Testimony of Bill Dressel, Executive Director
New Jersey State League of Municipalities
Before the Senate State Government, Wagering, Tourism and Historic Preservation Committee
February 18, 2010
Re: Pension Reform – S-2, S-3, S-4 and SCR-1
Mr. Chairman and Members of the Committee:
Thank you for allowing me to testify today. My name is Bill Dressel and I am the Executive Director of the New Jersey State League of Municipalities. The New Jersey League of Municipalities has expressed strong support for the vast majority of the provisions in the bi-partisan public employee pensions and health benefits reform bills before your committee today. As noted in the State Commission of Investigation Report: The Beat Goes On: Waste and Abuse in Local Government Employee Compensation and Benefits, the League has been on the forefront of benefit and pension reform for some time.

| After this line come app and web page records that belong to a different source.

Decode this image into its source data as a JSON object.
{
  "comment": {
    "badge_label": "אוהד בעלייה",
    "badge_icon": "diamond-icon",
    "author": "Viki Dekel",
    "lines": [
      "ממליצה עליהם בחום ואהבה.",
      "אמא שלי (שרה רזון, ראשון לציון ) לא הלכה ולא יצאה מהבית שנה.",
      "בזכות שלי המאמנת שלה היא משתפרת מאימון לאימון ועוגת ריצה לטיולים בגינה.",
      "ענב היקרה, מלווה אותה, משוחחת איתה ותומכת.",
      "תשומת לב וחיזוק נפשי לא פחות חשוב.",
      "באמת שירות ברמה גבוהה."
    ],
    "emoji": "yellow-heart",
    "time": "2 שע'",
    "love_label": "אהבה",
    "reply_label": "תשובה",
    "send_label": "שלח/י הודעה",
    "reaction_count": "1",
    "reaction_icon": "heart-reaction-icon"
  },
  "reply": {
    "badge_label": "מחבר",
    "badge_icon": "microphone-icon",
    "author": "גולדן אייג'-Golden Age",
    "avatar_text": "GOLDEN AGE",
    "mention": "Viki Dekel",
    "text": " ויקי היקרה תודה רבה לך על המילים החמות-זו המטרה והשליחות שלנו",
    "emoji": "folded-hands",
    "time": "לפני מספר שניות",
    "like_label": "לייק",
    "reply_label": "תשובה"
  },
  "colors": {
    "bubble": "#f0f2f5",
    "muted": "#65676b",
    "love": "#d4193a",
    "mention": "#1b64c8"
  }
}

In 2006, in response to Governor Codey’s Benefit Review Task Force (EO #39), the League of Municipalities issued the “Correction of Pension Errors (COPE) Report”. The purpose of this report was to fill in the gaps of the Governor’s Task Force report and to offer workable solutions to the problem of skyrocketing pension and benefit costs. While some of the issues raised in the COPE report have been addressed by the Legislature some have not. We have attached a copy of the COPE report for your review.
At this time, the League has taken a general position of support of S-2, S-3, S-4 and SCR-1 as they are similar in nature. However, we believe for true pension reform, the final legislation should ensure consistent benefits provisions in ALL pension systems – PERS, TPAF and PFRS. For example, in S-2 the pension calculation has been changed to the highest 5 years for PERS and TPAF and 3 highest years for PFRS. PFRS is the most expensive pension system in New Jersey. In order to curb pension cost and have true reform we must address the most expensive portion of the municipality’s pension bill. The high cost of PFRS negatively impacts the property taxpayers of this State.

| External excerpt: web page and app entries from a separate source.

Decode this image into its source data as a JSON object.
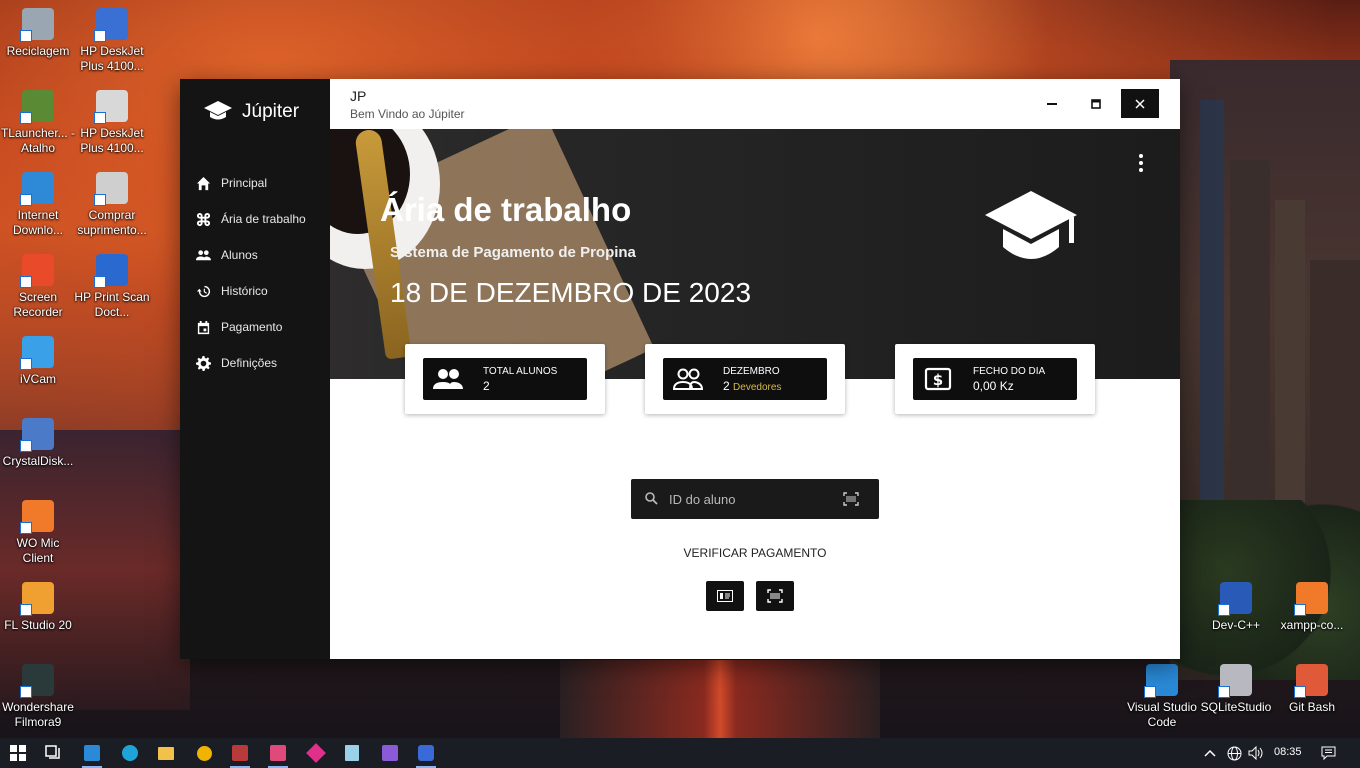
{
  "desktop": {
    "left_icons": [
      {
        "label": "Reciclagem",
        "icon": "recycle-bin-icon",
        "color": "#9aa6b2"
      },
      {
        "label": "HP DeskJet Plus 4100...",
        "icon": "printer-icon",
        "color": "#3a6fd4"
      },
      {
        "label": "TLauncher... - Atalho",
        "icon": "minecraft-icon",
        "color": "#5a8a34"
      },
      {
        "label": "HP DeskJet Plus 4100...",
        "icon": "printer-icon",
        "color": "#d8d8d8"
      },
      {
        "label": "Internet Downlo...",
        "icon": "idm-icon",
        "color": "#2e8ad6"
      },
      {
        "label": "Comprar suprimento...",
        "icon": "printer-cart-icon",
        "color": "#cfcfcf"
      },
      {
        "label": "Screen Recorder",
        "icon": "screen-recorder-icon",
        "color": "#e84a2a"
      },
      {
        "label": "HP Print Scan Doct...",
        "icon": "print-scan-icon",
        "color": "#2a6ad0"
      },
      {
        "label": "iVCam",
        "icon": "ivcam-icon",
        "color": "#3aa0e8"
      },
      {
        "label": "CrystalDisk...",
        "icon": "crystaldisk-icon",
        "color": "#4a7ac8"
      },
      {
        "label": "WO Mic Client",
        "icon": "microphone-icon",
        "color": "#f07a2a"
      },
      {
        "label": "FL Studio 20",
        "icon": "fl-studio-icon",
        "color": "#f0a030"
      },
      {
        "label": "Wondershare Filmora9",
        "icon": "filmora-icon",
        "color": "#2a3a3a"
      }
    ],
    "right_icons": [
      {
        "label": "Dev-C++",
        "icon": "devcpp-icon",
        "color": "#2a5ab8"
      },
      {
        "label": "xampp-co...",
        "icon": "xampp-icon",
        "color": "#f07a2a"
      },
      {
        "label": "Visual Studio Code",
        "icon": "vscode-icon",
        "color": "#2a8ad8"
      },
      {
        "label": "SQLiteStudio",
        "icon": "database-icon",
        "color": "#b8b8c0"
      },
      {
        "label": "Git Bash",
        "icon": "git-bash-icon",
        "color": "#e05a3a"
      }
    ]
  },
  "app": {
    "brand": "Júpiter",
    "nav": [
      {
        "label": "Principal",
        "icon": "home-icon"
      },
      {
        "label": "Ária de trabalho",
        "icon": "command-icon"
      },
      {
        "label": "Alunos",
        "icon": "people-icon"
      },
      {
        "label": "Histórico",
        "icon": "history-icon"
      },
      {
        "label": "Pagamento",
        "icon": "calendar-icon"
      },
      {
        "label": "Definições",
        "icon": "gear-icon"
      }
    ],
    "titlebar": {
      "title": "JP",
      "subtitle": "Bem Vindo ao  Júpiter"
    },
    "hero": {
      "title": "Ária de trabalho",
      "subtitle": "Sistema de Pagamento de Propina",
      "date": "18 DE DEZEMBRO DE 2023"
    },
    "cards": [
      {
        "label": "TOTAL ALUNOS",
        "value": "2",
        "sub": "",
        "icon": "people-icon"
      },
      {
        "label": "DEZEMBRO",
        "value": "2",
        "sub": "Devedores",
        "icon": "people-outline-icon"
      },
      {
        "label": "FECHO DO DIA",
        "value": "0,00 Kz",
        "sub": "",
        "icon": "money-icon"
      }
    ],
    "search": {
      "placeholder": "ID do aluno"
    },
    "verify_label": "VERIFICAR PAGAMENTO"
  },
  "taskbar": {
    "time": "08:35",
    "accent": "#8ab4f8"
  }
}
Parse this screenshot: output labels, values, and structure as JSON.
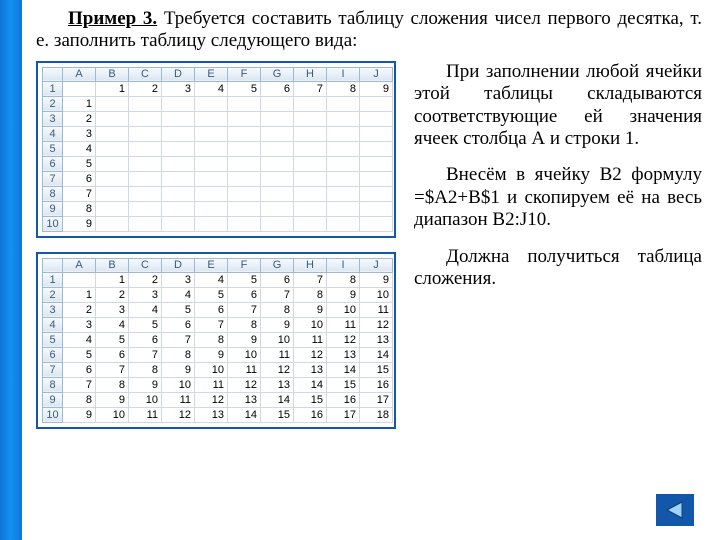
{
  "heading": "Пример 3.",
  "intro_tail": " Требуется составить таблицу сложения чисел первого десятка, т. е. заполнить таблицу следующего вида:",
  "para1": "При заполнении любой ячейки этой таблицы складываются соответствующие ей значения ячеек столбца А и строки 1.",
  "para2": "Внесём в ячейку В2 формулу =$A2+B$1 и скопируем её на весь диапазон В2:J10.",
  "para3": "Должна получиться таблица сложения.",
  "chart_data": [
    {
      "type": "table",
      "title": "Исходная таблица",
      "col_headers": [
        "",
        "A",
        "B",
        "C",
        "D",
        "E",
        "F",
        "G",
        "H",
        "I",
        "J"
      ],
      "row_headers": [
        "1",
        "2",
        "3",
        "4",
        "5",
        "6",
        "7",
        "8",
        "9",
        "10"
      ],
      "cells": [
        [
          "",
          "1",
          "2",
          "3",
          "4",
          "5",
          "6",
          "7",
          "8",
          "9"
        ],
        [
          "1",
          "",
          "",
          "",
          "",
          "",
          "",
          "",
          "",
          ""
        ],
        [
          "2",
          "",
          "",
          "",
          "",
          "",
          "",
          "",
          "",
          ""
        ],
        [
          "3",
          "",
          "",
          "",
          "",
          "",
          "",
          "",
          "",
          ""
        ],
        [
          "4",
          "",
          "",
          "",
          "",
          "",
          "",
          "",
          "",
          ""
        ],
        [
          "5",
          "",
          "",
          "",
          "",
          "",
          "",
          "",
          "",
          ""
        ],
        [
          "6",
          "",
          "",
          "",
          "",
          "",
          "",
          "",
          "",
          ""
        ],
        [
          "7",
          "",
          "",
          "",
          "",
          "",
          "",
          "",
          "",
          ""
        ],
        [
          "8",
          "",
          "",
          "",
          "",
          "",
          "",
          "",
          "",
          ""
        ],
        [
          "9",
          "",
          "",
          "",
          "",
          "",
          "",
          "",
          "",
          ""
        ]
      ]
    },
    {
      "type": "table",
      "title": "Таблица сложения",
      "col_headers": [
        "",
        "A",
        "B",
        "C",
        "D",
        "E",
        "F",
        "G",
        "H",
        "I",
        "J"
      ],
      "row_headers": [
        "1",
        "2",
        "3",
        "4",
        "5",
        "6",
        "7",
        "8",
        "9",
        "10"
      ],
      "cells": [
        [
          "",
          "1",
          "2",
          "3",
          "4",
          "5",
          "6",
          "7",
          "8",
          "9"
        ],
        [
          "1",
          "2",
          "3",
          "4",
          "5",
          "6",
          "7",
          "8",
          "9",
          "10"
        ],
        [
          "2",
          "3",
          "4",
          "5",
          "6",
          "7",
          "8",
          "9",
          "10",
          "11"
        ],
        [
          "3",
          "4",
          "5",
          "6",
          "7",
          "8",
          "9",
          "10",
          "11",
          "12"
        ],
        [
          "4",
          "5",
          "6",
          "7",
          "8",
          "9",
          "10",
          "11",
          "12",
          "13"
        ],
        [
          "5",
          "6",
          "7",
          "8",
          "9",
          "10",
          "11",
          "12",
          "13",
          "14"
        ],
        [
          "6",
          "7",
          "8",
          "9",
          "10",
          "11",
          "12",
          "13",
          "14",
          "15"
        ],
        [
          "7",
          "8",
          "9",
          "10",
          "11",
          "12",
          "13",
          "14",
          "15",
          "16"
        ],
        [
          "8",
          "9",
          "10",
          "11",
          "12",
          "13",
          "14",
          "15",
          "16",
          "17"
        ],
        [
          "9",
          "10",
          "11",
          "12",
          "13",
          "14",
          "15",
          "16",
          "17",
          "18"
        ]
      ]
    }
  ],
  "nav": {
    "back_icon": "triangle-left"
  }
}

We ask that municipalities be held harmless with the legislative changes brought about in S-2, S-3, S-4 and SCR-1. We strongly believe that the final legislation must include language rendering the benefits not subject to the collective bargaining/arbitration process. This will provide relief for one of the highest mandated cost that municipalities have no control over and provide true property tax relief to our overburdened residents. All provisions should be immediate and effective for all participants – PERS, TPAF and PFRS. Having this in the final legislation prevents a challenge either through arbitration or subject to PERC. Further, it ensures that all the provisions are uniformly provided through out the State. Lastly, it saves local government the cost of bargaining over these concessions that the State is imposing.

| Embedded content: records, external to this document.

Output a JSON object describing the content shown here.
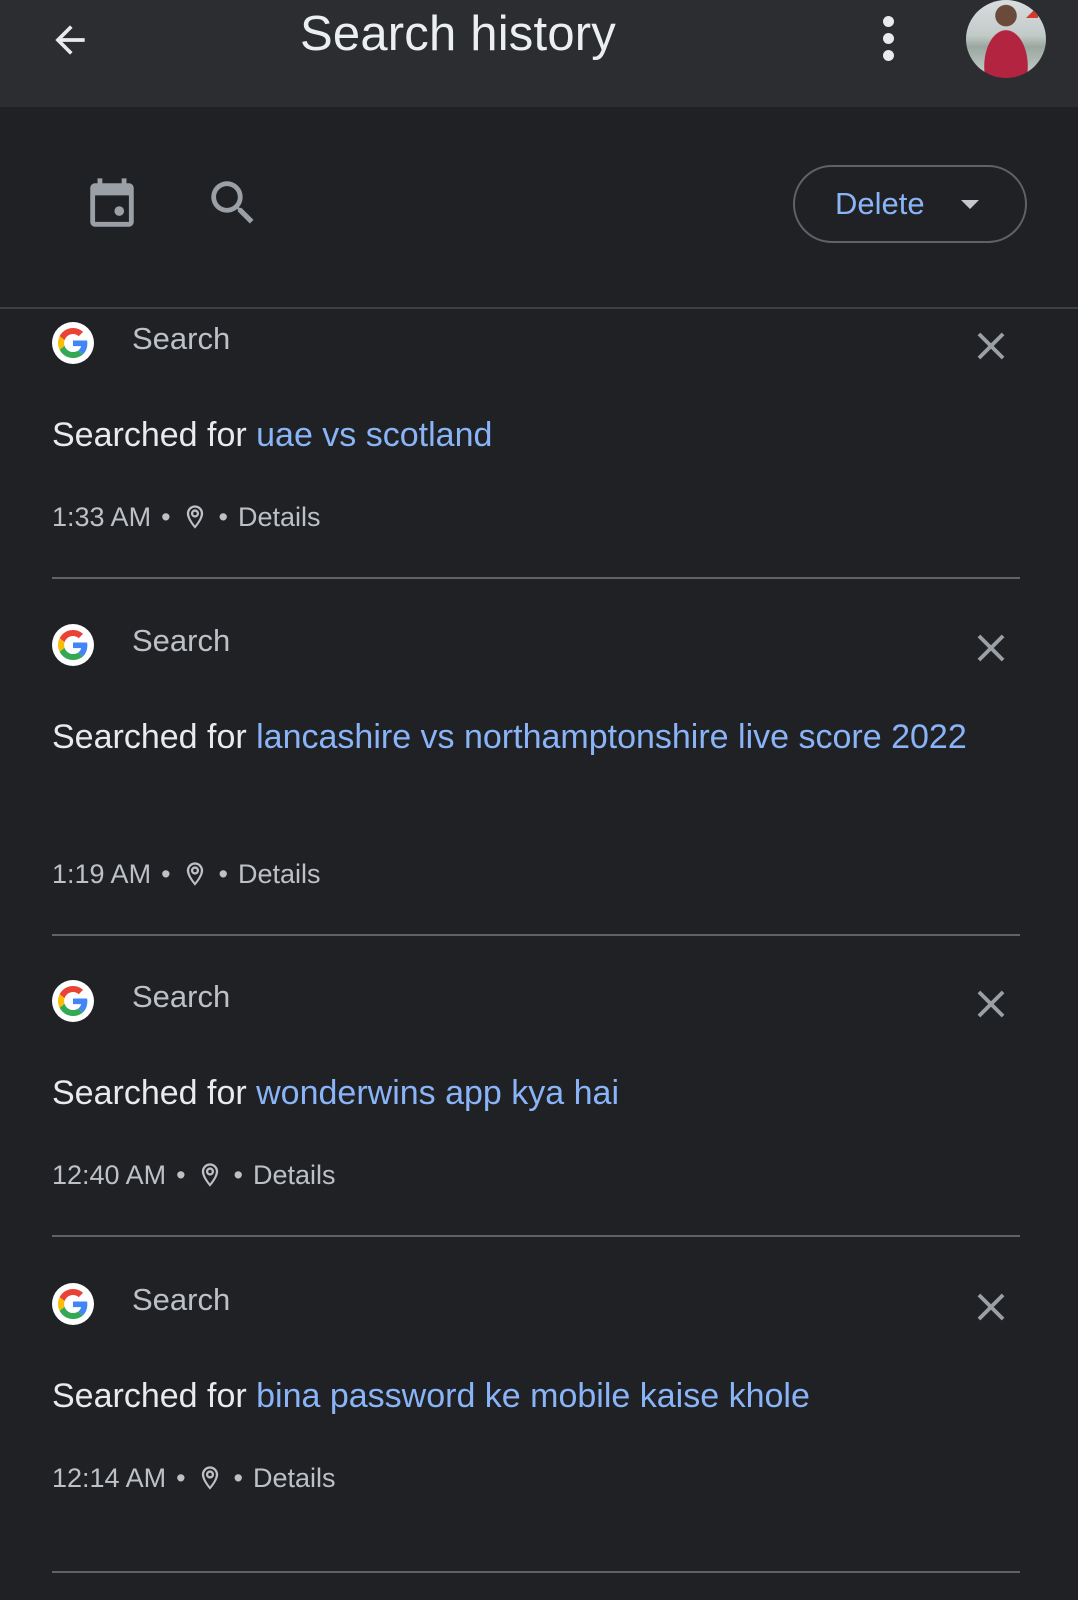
{
  "appbar": {
    "title": "Search history",
    "back_icon": "arrow-back-icon",
    "more_icon": "more-vert-icon",
    "avatar": "account-avatar"
  },
  "toolbar": {
    "calendar_icon": "calendar-icon",
    "search_icon": "search-icon",
    "delete_label": "Delete",
    "delete_caret_icon": "arrow-drop-down-icon"
  },
  "colors": {
    "background": "#202124",
    "appbar": "#2c2d30",
    "link": "#8ab4f8",
    "text": "#e8eaed",
    "secondary": "#bdc1c6"
  },
  "entries": [
    {
      "product": "Search",
      "prefix": "Searched for ",
      "query": "uae vs scotland",
      "time": "1:33 AM",
      "sep": "•",
      "details": "Details"
    },
    {
      "product": "Search",
      "prefix": "Searched for ",
      "query": "lancashire vs northamptonshire live score 2022",
      "time": "1:19 AM",
      "sep": "•",
      "details": "Details"
    },
    {
      "product": "Search",
      "prefix": "Searched for ",
      "query": "wonderwins app kya hai",
      "time": "12:40 AM",
      "sep": "•",
      "details": "Details"
    },
    {
      "product": "Search",
      "prefix": "Searched for ",
      "query": "bina password ke mobile kaise khole",
      "time": "12:14 AM",
      "sep": "•",
      "details": "Details"
    }
  ]
}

On a more technical note, S- 2 repeals the benefit enhancement for PFRS, which permits PFRS members to retire with 75% maximum compensation if the retirement fund reaches 104% funding level. The PFRS after the passage of the bills will have a limit on the salary that can be part of the pension base. They place the limit at the Social Security taxable limit which is just now $106,800 but which will grow over time. This will cap the employer costs into the future. For the many PFRS members that earn over the $106,800 the remaining compensation will become part of the Defined Contribution Retirement Program (DCRP). Thus they will be in two systems and the employer will need to contribute to both. That should be corrected as they always have the private market open to them for a saving plan that would not require the employer to match. We suggest that PFRS members can put the remainder in the IRC 457 plan tax sheltered. That will serve them very much like the DCRP at no cost to the employer.
The League in concept agrees with the “one job for one pension” provisions in S-2. But we are concerned of the unintended negative consequences that it could have on shared services and ultimately the local taxpayers. State law limits certain municipal appointments to individuals holding State certifications such as certified Tax Collectors, Chief Financial Officers or Municipal Clerks. Consequently, there can be a high demand for a limited number of qualified applicants. Due to their size and characteristics, many smaller municipalities do not need these certified officials on a full time basis but rather on a part-time basis.
We thank you and commend Senators Sweeney, Kean, Scutari, O’Toole, Buono, Doherty and Whelan for the proposals put forward today and we will continue to work with all interested parties on reforming the Pension Systems.